Page and application data records
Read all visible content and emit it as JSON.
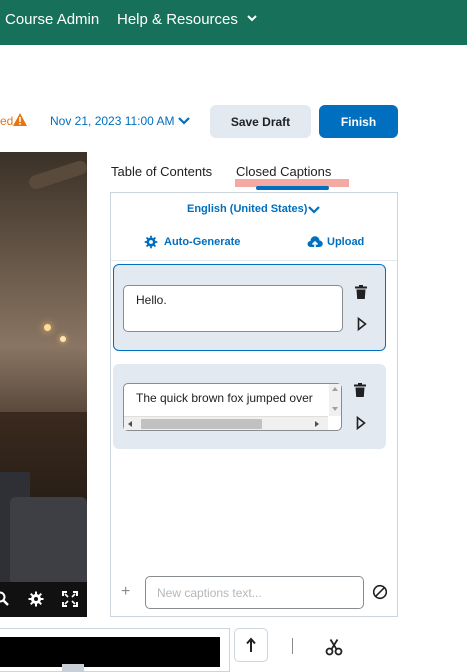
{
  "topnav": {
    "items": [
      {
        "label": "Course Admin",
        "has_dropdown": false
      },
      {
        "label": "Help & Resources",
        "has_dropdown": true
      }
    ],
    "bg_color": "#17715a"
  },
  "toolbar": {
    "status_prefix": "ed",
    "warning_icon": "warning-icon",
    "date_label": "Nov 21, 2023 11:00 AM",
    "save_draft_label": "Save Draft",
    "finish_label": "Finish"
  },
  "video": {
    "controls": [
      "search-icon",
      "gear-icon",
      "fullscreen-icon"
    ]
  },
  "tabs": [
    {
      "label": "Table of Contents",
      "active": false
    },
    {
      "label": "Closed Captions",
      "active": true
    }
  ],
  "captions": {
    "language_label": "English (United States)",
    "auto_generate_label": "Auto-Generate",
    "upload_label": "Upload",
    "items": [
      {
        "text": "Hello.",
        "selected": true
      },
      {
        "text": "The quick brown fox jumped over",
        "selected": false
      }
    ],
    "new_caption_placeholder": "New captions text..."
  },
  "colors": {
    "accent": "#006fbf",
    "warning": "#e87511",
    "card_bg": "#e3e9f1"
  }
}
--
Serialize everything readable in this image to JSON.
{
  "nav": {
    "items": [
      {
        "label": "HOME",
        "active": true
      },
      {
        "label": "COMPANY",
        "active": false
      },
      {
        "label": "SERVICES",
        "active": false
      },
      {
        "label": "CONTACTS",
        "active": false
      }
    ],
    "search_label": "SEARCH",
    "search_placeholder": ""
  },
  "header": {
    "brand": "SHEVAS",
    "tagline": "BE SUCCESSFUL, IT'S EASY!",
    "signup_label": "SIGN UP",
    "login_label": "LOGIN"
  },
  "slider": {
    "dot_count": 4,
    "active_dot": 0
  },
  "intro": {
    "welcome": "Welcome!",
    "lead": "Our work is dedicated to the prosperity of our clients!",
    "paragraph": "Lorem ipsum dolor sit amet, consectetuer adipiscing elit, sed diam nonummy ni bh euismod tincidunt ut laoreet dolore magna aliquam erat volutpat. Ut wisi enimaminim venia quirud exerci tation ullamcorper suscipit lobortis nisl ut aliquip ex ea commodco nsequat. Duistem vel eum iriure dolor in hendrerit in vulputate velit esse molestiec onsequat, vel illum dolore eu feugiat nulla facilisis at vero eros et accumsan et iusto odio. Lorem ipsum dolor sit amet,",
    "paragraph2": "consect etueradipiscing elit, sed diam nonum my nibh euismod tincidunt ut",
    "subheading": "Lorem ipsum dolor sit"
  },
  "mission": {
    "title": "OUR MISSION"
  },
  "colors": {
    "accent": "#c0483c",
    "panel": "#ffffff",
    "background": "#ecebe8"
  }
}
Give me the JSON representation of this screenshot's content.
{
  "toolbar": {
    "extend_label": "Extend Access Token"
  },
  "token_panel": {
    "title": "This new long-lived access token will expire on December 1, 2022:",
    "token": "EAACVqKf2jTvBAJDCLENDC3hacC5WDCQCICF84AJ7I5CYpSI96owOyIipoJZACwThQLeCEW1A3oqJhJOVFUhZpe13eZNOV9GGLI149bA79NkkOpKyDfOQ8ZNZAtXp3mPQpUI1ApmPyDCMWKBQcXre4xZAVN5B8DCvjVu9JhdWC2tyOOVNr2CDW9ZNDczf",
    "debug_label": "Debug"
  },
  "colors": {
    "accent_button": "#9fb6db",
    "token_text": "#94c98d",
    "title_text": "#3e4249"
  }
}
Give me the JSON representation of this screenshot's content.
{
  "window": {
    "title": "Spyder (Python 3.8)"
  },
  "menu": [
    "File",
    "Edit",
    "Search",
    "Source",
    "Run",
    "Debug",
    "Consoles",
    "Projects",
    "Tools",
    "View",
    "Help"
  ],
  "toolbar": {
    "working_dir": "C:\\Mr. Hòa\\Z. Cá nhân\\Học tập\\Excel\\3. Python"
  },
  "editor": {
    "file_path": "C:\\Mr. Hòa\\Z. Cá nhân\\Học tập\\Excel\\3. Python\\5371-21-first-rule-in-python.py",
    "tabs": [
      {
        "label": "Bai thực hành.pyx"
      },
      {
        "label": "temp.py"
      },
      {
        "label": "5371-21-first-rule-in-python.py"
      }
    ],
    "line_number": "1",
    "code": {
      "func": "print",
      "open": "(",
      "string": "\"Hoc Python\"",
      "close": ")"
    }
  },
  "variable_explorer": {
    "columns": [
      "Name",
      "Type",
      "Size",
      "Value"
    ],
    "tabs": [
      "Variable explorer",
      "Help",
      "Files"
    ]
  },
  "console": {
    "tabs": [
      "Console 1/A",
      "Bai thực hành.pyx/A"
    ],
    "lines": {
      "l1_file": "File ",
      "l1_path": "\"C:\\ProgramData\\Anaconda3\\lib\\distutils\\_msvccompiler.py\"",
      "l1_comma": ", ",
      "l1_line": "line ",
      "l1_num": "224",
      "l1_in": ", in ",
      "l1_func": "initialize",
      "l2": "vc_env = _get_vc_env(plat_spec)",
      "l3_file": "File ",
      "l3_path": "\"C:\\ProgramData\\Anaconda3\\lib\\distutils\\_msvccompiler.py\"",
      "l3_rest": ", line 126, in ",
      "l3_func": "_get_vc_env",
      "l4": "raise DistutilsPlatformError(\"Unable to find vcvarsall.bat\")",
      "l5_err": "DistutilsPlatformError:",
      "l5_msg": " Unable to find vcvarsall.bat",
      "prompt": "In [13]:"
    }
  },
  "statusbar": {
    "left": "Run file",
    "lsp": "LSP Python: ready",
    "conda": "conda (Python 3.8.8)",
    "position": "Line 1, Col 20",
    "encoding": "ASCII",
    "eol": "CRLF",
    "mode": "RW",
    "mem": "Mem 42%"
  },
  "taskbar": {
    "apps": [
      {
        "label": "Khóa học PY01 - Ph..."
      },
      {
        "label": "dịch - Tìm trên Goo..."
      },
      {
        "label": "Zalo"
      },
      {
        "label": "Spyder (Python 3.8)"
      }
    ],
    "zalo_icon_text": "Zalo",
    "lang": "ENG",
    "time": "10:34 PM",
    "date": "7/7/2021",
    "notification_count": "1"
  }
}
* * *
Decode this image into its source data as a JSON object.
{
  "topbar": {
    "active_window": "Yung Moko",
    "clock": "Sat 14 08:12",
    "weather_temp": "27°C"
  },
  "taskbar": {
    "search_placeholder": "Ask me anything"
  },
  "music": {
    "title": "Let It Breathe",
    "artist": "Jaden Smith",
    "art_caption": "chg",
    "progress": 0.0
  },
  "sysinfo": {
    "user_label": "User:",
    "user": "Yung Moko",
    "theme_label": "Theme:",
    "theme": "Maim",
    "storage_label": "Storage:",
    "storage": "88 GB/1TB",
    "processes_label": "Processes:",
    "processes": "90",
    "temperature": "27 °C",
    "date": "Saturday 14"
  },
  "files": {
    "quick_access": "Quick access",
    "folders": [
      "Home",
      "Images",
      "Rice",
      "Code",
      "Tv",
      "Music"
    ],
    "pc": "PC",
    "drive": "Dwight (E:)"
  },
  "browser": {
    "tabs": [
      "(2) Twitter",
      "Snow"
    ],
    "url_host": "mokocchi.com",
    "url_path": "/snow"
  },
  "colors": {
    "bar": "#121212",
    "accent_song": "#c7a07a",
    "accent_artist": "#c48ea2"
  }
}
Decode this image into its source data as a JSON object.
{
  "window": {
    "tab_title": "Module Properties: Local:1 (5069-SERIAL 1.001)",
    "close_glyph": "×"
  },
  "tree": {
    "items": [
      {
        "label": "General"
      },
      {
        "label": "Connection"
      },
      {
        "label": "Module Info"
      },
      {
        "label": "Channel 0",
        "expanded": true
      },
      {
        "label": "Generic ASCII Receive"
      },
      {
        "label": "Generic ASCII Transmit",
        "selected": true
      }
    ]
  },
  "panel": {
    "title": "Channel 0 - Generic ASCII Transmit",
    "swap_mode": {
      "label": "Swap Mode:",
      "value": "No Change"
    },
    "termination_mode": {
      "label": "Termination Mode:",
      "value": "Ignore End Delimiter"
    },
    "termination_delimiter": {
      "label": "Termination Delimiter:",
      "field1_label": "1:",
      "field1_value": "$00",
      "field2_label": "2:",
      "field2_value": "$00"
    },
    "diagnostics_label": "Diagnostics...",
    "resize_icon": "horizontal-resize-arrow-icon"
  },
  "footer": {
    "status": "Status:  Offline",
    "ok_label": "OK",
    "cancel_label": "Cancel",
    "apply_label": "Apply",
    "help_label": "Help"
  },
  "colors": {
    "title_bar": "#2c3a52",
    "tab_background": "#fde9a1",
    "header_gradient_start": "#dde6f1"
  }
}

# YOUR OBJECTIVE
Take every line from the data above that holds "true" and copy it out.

# WRITTEN ANSWER
        "has_dropdown": true
      "active": true
        "selected": true
        "active": true
        "expanded": true
        "selected": true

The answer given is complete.